Whenever a line in the records below contains "JSON", pick it out.

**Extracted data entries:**
____
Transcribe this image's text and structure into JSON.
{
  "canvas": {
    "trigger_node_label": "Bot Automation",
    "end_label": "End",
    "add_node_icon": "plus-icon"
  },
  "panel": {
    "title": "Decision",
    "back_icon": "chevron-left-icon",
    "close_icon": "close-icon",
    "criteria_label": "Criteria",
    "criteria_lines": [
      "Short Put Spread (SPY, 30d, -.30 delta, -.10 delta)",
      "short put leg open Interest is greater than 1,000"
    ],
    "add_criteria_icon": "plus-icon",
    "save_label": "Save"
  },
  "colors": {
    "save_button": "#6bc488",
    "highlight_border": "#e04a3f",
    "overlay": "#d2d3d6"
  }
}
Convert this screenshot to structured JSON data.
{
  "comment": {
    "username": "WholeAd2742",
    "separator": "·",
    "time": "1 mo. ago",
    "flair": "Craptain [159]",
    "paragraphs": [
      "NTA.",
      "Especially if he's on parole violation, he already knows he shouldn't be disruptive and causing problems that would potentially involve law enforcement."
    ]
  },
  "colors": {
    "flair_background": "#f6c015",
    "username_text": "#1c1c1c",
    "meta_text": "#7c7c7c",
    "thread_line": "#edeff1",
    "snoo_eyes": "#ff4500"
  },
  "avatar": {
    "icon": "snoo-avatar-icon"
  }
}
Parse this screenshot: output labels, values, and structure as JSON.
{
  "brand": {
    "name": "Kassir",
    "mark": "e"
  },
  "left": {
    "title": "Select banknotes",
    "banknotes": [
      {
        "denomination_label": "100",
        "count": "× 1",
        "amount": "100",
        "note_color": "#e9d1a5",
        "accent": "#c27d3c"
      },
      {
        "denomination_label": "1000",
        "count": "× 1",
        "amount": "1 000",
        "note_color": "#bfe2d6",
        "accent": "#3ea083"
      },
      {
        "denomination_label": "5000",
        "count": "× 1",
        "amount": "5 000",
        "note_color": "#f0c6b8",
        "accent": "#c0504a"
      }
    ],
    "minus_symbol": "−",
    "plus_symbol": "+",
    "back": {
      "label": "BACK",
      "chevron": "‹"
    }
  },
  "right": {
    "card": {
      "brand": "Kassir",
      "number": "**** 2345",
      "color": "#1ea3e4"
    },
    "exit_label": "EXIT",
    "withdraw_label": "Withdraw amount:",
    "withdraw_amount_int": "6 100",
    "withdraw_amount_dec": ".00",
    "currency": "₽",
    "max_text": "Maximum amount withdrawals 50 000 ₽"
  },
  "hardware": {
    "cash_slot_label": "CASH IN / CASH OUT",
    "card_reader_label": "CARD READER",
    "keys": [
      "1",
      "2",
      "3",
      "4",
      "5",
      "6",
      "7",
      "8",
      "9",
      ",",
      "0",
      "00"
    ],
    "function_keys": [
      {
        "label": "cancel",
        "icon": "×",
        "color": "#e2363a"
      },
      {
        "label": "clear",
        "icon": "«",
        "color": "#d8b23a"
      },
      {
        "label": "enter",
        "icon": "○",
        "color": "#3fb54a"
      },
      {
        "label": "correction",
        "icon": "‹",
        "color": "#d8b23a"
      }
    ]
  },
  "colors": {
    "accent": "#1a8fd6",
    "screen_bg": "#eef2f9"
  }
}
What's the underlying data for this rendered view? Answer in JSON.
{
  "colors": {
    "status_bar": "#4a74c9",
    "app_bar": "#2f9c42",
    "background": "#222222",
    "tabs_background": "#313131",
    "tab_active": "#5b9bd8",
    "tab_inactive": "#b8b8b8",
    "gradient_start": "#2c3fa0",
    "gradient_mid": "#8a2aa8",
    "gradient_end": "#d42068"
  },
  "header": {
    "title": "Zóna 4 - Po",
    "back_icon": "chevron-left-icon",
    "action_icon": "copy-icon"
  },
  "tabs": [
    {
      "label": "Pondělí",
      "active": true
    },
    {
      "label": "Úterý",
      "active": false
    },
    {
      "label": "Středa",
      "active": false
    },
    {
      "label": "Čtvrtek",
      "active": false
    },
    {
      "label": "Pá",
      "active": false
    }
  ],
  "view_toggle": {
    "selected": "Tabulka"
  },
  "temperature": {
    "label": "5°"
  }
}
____
**FINISHED TASK:**
Transcribe this image's text and structure into JSON.
Convert this screenshot to structured JSON data.
Parse this screenshot: output labels, values, and structure as JSON.
What's the underlying data for this rendered view? Answer in JSON.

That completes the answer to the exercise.